» Required action:
Omit the images, then repeat the listing exactly.

» Source data:
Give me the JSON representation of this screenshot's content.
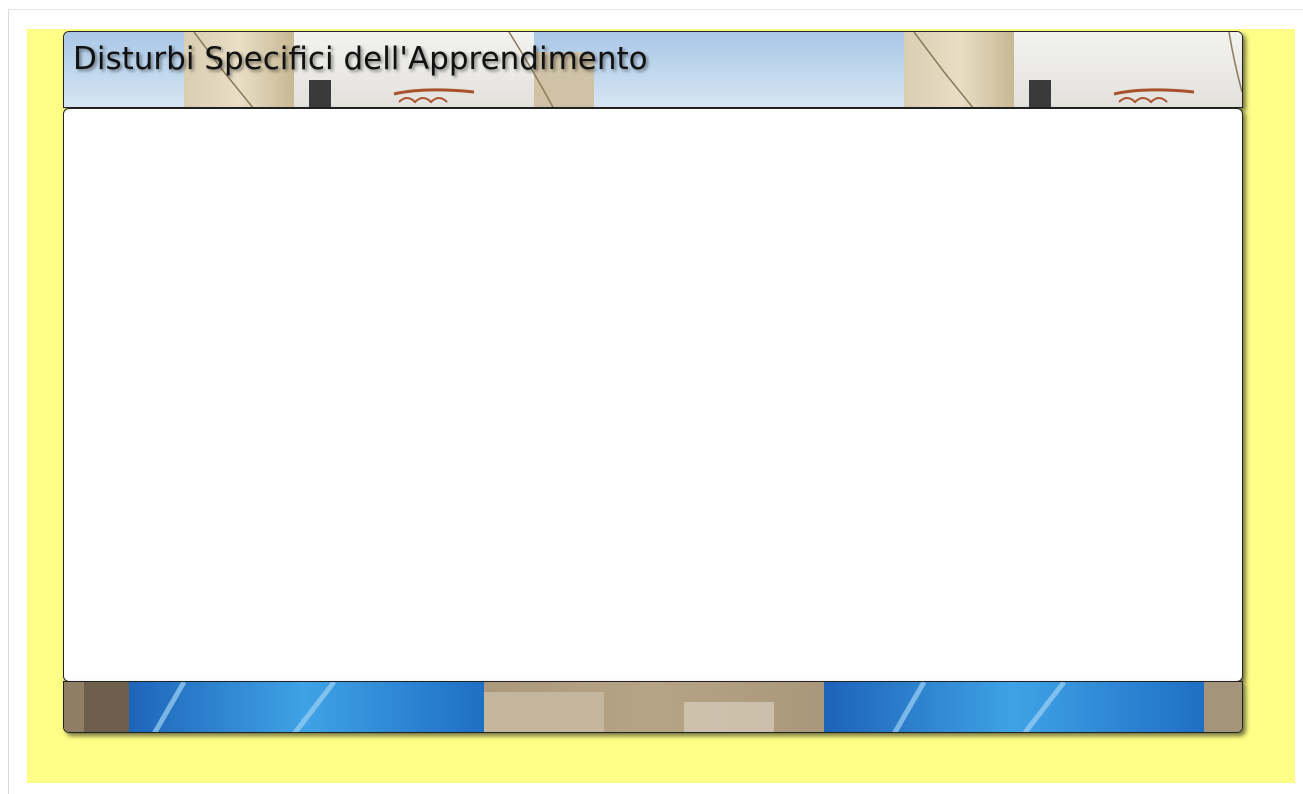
{
  "page": {
    "title": "Disturbi Specifici dell'Apprendimento",
    "background_color": "#ffff88",
    "content_color": "#ffffff"
  },
  "header": {
    "background": "photo-village-houses"
  },
  "footer": {
    "background": "photo-blue-doors-cobblestones"
  }
}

» Answer below:
Give me the JSON representation of this screenshot's content.
{
  "page": {
    "title": "Disturbi Specifici dell'Apprendimento",
    "background_color": "#ffff88",
    "content_color": "#ffffff"
  },
  "header": {
    "background": "photo-village-houses"
  },
  "footer": {
    "background": "photo-blue-doors-cobblestones"
  }
}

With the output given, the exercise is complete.